Refusing to take a breathalyzer test, by the way, is subject to a penalty of 500,000 yen or up to 3 months imprisonment. If you have not consumed any alcohol and simply refuse to cooperate with a breath test, you can be charged. If you refuse to take the test and the police still question your ability to drive, you could be charged with the more serious 酒酔い運転 anyway.

Japan's stance on drunk driving is clear: Don't do it. And the stiff penalties appear to yield results: Compared to over 26,000 accidents involving drunk drivers reported nationwide in 2000, there were less than 6,000 of such accidents in 2009.

In upcoming weeks, we'll be looking at some other driving-related topics.

*BAC and BrAC are essentially disparate; BrAC is only a somewhat accurate measure of BAC, the statistic that really matters, but it is used more in practice because it is easy to test for with breathalyzers. In the US and UK, the legal baseline for drunk driving is 0.08%, more than twice the leeway granted to Japanese drivers.


  1. Maybe the absolute blood levels are strict, but how often are drivers actually tested in Japan? And how much of the discretionary evaluation is done for gaijin and other undesirables?

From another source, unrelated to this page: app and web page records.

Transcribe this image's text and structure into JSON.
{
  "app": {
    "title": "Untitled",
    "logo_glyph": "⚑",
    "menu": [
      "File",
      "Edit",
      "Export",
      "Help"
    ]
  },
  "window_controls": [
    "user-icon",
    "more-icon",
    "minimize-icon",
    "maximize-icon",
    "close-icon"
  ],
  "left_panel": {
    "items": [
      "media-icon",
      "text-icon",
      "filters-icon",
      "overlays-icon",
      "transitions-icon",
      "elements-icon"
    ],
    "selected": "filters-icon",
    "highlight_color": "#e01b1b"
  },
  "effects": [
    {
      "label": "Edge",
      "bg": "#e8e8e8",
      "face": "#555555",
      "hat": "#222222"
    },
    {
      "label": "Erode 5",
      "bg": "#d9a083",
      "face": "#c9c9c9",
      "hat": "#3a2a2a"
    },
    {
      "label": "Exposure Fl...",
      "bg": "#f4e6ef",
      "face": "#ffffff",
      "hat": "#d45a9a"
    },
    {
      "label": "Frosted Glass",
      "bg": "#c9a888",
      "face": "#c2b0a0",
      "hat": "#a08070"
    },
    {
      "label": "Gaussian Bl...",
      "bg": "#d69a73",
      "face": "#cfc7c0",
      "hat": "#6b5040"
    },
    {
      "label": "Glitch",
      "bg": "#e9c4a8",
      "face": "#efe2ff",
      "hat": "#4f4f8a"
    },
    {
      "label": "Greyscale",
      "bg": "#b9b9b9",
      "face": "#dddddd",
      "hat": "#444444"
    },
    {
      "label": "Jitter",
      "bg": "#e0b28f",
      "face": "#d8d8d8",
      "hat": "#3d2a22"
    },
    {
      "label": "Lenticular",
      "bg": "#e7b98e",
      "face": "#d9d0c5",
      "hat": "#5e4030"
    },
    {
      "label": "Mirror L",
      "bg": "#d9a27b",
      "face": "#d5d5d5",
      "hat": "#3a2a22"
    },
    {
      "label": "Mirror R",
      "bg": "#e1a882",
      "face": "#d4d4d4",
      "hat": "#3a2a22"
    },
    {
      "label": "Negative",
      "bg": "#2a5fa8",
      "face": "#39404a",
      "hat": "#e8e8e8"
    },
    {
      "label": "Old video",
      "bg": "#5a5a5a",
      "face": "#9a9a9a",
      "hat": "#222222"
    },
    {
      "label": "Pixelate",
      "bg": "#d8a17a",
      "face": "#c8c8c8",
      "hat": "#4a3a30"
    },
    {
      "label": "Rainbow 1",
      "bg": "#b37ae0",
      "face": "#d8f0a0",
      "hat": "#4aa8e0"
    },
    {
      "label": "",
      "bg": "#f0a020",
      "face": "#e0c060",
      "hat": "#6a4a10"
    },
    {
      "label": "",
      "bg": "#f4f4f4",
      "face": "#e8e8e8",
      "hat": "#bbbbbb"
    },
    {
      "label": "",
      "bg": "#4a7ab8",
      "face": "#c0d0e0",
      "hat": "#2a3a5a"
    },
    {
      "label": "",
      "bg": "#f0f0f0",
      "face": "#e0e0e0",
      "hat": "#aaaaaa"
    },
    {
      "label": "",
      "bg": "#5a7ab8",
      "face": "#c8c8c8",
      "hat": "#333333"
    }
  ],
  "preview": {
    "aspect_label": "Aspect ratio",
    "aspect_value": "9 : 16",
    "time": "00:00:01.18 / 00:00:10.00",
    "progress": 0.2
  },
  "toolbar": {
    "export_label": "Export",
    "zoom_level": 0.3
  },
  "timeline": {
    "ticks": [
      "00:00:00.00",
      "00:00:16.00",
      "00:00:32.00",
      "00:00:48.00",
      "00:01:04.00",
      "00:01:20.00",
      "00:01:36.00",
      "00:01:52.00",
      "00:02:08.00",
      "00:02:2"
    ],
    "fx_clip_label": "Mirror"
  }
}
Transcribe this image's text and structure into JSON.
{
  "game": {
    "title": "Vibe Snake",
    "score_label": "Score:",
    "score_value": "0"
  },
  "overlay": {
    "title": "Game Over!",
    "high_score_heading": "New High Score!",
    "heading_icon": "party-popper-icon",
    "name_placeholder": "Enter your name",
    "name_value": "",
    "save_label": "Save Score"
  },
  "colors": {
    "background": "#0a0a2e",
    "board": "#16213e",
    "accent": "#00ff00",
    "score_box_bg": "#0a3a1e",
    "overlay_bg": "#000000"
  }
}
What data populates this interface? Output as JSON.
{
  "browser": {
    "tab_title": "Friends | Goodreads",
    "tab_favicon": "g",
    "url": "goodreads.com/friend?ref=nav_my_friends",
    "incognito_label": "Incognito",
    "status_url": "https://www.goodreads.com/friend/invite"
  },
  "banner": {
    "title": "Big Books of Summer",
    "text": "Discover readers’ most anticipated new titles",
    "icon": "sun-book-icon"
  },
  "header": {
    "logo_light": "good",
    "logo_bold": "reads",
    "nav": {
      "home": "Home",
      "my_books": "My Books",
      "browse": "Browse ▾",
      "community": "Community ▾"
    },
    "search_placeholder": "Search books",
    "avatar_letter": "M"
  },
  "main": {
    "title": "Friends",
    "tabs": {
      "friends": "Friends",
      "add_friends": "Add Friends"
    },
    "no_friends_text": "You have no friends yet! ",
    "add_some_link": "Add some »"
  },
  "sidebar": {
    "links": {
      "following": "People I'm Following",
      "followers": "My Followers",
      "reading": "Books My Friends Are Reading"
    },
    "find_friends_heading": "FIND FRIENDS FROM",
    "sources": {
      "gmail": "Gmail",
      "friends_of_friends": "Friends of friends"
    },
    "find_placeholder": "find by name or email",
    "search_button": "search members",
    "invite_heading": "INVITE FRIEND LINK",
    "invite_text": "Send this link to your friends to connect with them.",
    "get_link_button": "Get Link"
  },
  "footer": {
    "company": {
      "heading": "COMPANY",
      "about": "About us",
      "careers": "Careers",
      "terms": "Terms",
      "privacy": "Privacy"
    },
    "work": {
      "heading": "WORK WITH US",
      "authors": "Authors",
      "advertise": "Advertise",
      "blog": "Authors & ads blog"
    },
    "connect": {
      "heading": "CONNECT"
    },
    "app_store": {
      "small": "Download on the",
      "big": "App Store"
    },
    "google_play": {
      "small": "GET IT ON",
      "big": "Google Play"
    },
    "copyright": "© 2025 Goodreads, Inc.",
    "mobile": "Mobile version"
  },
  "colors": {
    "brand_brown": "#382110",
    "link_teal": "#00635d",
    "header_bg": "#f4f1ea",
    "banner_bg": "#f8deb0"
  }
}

  2. Thanks for the comment. I can't provide an exhaustive answer to either of your questions, but Dan's article (linked at top) about "kenmon" is a good example of when you might be randomly tested for BrAC. However, in many cases I would assume that these charges are applied to drivers who have been pulled over for some other driving infraction, then found to be intoxicated, the same way that police in the US look for telltale signs like lane swerving or unused headlights. As in other countries, Japanese police carry breathalyzers and use them when a driver is suspect. Aside from the statistics I mention inline, search terms like "飲酒運転違反 2012" yield interesting results on regional and national levels, including annual reports by the National Police Agency. Finally, though highly speculative, I would guess that the breathalyzer is if anything more quickly procured in cases of suspects who cannot or refuse to speak Japanese.

  3. This site:

    ...reports that in 2005, there were 139,918 nationwide charges of 酒気帯び, but only 1,675 charges of 酒酔い, implying that the police are vigilant for drunk drivers (many more drunk driving charges are made than drunk driving accidents reported) and that the more serious 酒酔い charge is employed far less often than the breathalyzer-based 酒気帯び charge.

  4. A few people asked about Japan's drunk bicycling laws. In short, it carries a lot of legal risk. From what I've read, Japan offers a legal cushion for drunk drivers and others charged with traffic violations that do not result in an accident; in effect, the violation counts against your eligibility to hold a driver's license before it counts against your criminal record. So, a violation like this may result in license suspension or revocation and a heavy fine, but as long as the fine gets paid, it need not lead to a criminal conviction, jail time, or a permanent criminal history.

    However, this cushion does not apply to drunk cyclists, because operating a bicycle does not require any kind of license. If you are charged with 酒気帯び運転 or 酒酔い運転 while operating a bicycle (and you can be charged, as a bicycle is classified under Japanese traffic law as a "kei" vehicle, in the same class as mopeds and small cars), the charge immediately leads to a court hearing and conviction. Though jail time could be avoided by paying a fine for each individual charge, the convictions would remain on your criminal record. Three convictions, whether all from drunk cycling or from other criminal offences, result in imprisonment without exception.

    Therefore, police are somewhat hesitant to write tickets to drunk cyclists who've been caught simply for being drunk; they realize the gravity of the charge and, from what I understand, tend to just chew the cyclist out instead. This point is moot, however, if you get into an accident while riding a bicycle drunk and police are called to the scene; you can expect that your level of intoxication will be assessed and that you will be charged accordingly.

  5. does japan have the most punishment for drinking and driving then any country.